What you should do
The expected copy holds every entry exactly and none of the pictures.
══ Information given
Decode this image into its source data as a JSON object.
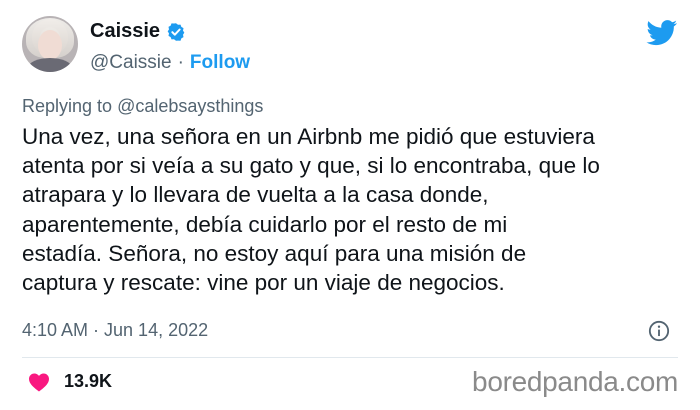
{
  "author": {
    "name": "Caissie",
    "handle": "@Caissie",
    "separator": "·",
    "follow_label": "Follow"
  },
  "reply": {
    "prefix": "Replying to",
    "mention": "@calebsaysthings"
  },
  "tweet": {
    "text": "Una vez, una señora en un Airbnb me pidió que estuviera\natenta por si veía a su gato y que, si lo encontraba, que lo\natrapara y lo llevara de vuelta a la casa donde,\naparentemente, debía cuidarlo por el resto de mi\nestadía. Señora, no estoy aquí para una misión de\ncaptura y rescate: vine por un viaje de negocios.",
    "timestamp": "4:10 AM · Jun 14, 2022"
  },
  "stats": {
    "likes": "13.9K"
  },
  "watermark": "boredpanda.com",
  "colors": {
    "accent": "#1d9bf0",
    "like": "#f91880",
    "secondary_text": "#536471"
  },
  "icons": {
    "verified": "verified-badge-icon",
    "logo": "twitter-bird-icon",
    "info": "info-icon",
    "like": "heart-icon"
  }
}
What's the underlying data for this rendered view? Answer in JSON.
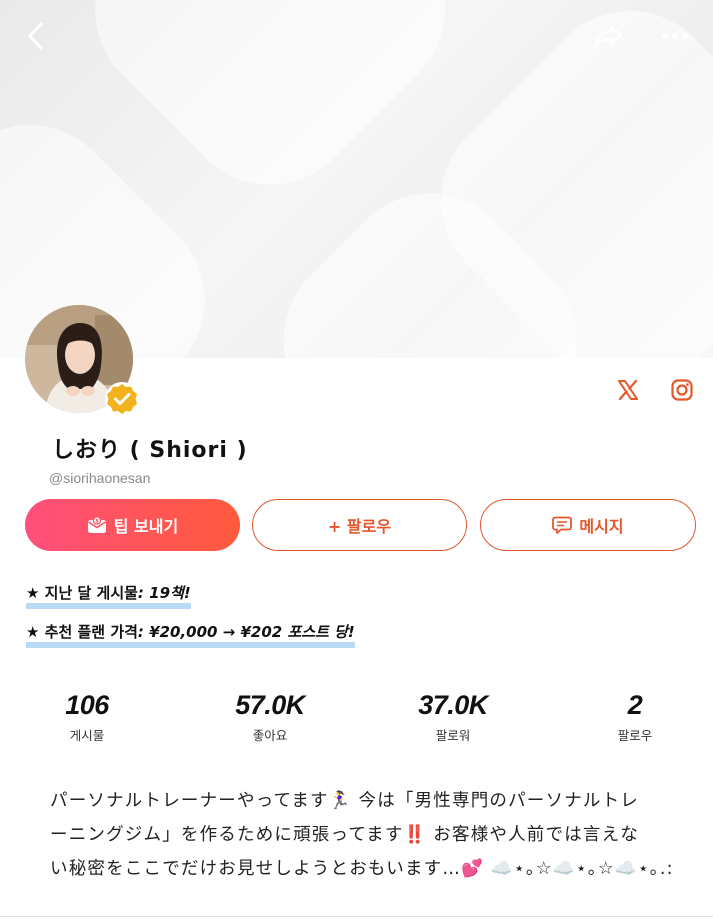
{
  "topbar": {
    "back_icon": "chevron-left-icon",
    "share_icon": "share-icon",
    "more_icon": "more-dots-icon"
  },
  "profile": {
    "name": "しおり ( Shiori )",
    "handle": "@siorihaonesan",
    "verified": true,
    "social": [
      "x-icon",
      "instagram-icon"
    ]
  },
  "actions": {
    "tip": "팁 보내기",
    "follow": "+ 팔로우",
    "message": "메시지"
  },
  "highlights": [
    {
      "prefix": "★ 지난 달 게시물",
      "value": ": 19책!"
    },
    {
      "prefix": "★ 추천 플랜 가격",
      "value": ": ¥20,000 → ¥202 포스트 당!"
    }
  ],
  "stats": [
    {
      "value": "106",
      "label": "게시물"
    },
    {
      "value": "57.0K",
      "label": "좋아요"
    },
    {
      "value": "37.0K",
      "label": "팔로워"
    },
    {
      "value": "2",
      "label": "팔로우"
    }
  ],
  "bio": [
    "パーソナルトレーナーやってます🏃‍♀️ 今は「男性専門のパーソナルトレ",
    "ーニングジム」を作るために頑張ってます‼️ お客様や人前では言えな",
    "い秘密をここでだけお見せしようとおもいます…💕 ☁️⋆｡☆☁️⋆｡☆☁️⋆｡.:"
  ],
  "colors": {
    "accent": "#e2572c",
    "tip_gradient_start": "#ff4f7c",
    "tip_gradient_end": "#ff5a3c",
    "highlight_marker": "#b9d9f4",
    "verified_badge": "#f2b21d"
  }
}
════
Output for this task
Decode this image into its source data as a JSON object.
{
  "author": {
    "name": "Caissie",
    "handle": "@Caissie",
    "separator": "·",
    "follow_label": "Follow"
  },
  "reply": {
    "prefix": "Replying to",
    "mention": "@calebsaysthings"
  },
  "tweet": {
    "text": "Una vez, una señora en un Airbnb me pidió que estuviera\natenta por si veía a su gato y que, si lo encontraba, que lo\natrapara y lo llevara de vuelta a la casa donde,\naparentemente, debía cuidarlo por el resto de mi\nestadía. Señora, no estoy aquí para una misión de\ncaptura y rescate: vine por un viaje de negocios.",
    "timestamp": "4:10 AM · Jun 14, 2022"
  },
  "stats": {
    "likes": "13.9K"
  },
  "watermark": "boredpanda.com",
  "colors": {
    "accent": "#1d9bf0",
    "like": "#f91880",
    "secondary_text": "#536471"
  },
  "icons": {
    "verified": "verified-badge-icon",
    "logo": "twitter-bird-icon",
    "info": "info-icon",
    "like": "heart-icon"
  }
}
What's the underlying data for this rendered view? Answer in JSON.
{
  "topbar": {
    "back_icon": "chevron-left-icon",
    "share_icon": "share-icon",
    "more_icon": "more-dots-icon"
  },
  "profile": {
    "name": "しおり ( Shiori )",
    "handle": "@siorihaonesan",
    "verified": true,
    "social": [
      "x-icon",
      "instagram-icon"
    ]
  },
  "actions": {
    "tip": "팁 보내기",
    "follow": "+ 팔로우",
    "message": "메시지"
  },
  "highlights": [
    {
      "prefix": "★ 지난 달 게시물",
      "value": ": 19책!"
    },
    {
      "prefix": "★ 추천 플랜 가격",
      "value": ": ¥20,000 → ¥202 포스트 당!"
    }
  ],
  "stats": [
    {
      "value": "106",
      "label": "게시물"
    },
    {
      "value": "57.0K",
      "label": "좋아요"
    },
    {
      "value": "37.0K",
      "label": "팔로워"
    },
    {
      "value": "2",
      "label": "팔로우"
    }
  ],
  "bio": [
    "パーソナルトレーナーやってます🏃‍♀️ 今は「男性専門のパーソナルトレ",
    "ーニングジム」を作るために頑張ってます‼️ お客様や人前では言えな",
    "い秘密をここでだけお見せしようとおもいます…💕 ☁️⋆｡☆☁️⋆｡☆☁️⋆｡.:"
  ],
  "colors": {
    "accent": "#e2572c",
    "tip_gradient_start": "#ff4f7c",
    "tip_gradient_end": "#ff5a3c",
    "highlight_marker": "#b9d9f4",
    "verified_badge": "#f2b21d"
  }
}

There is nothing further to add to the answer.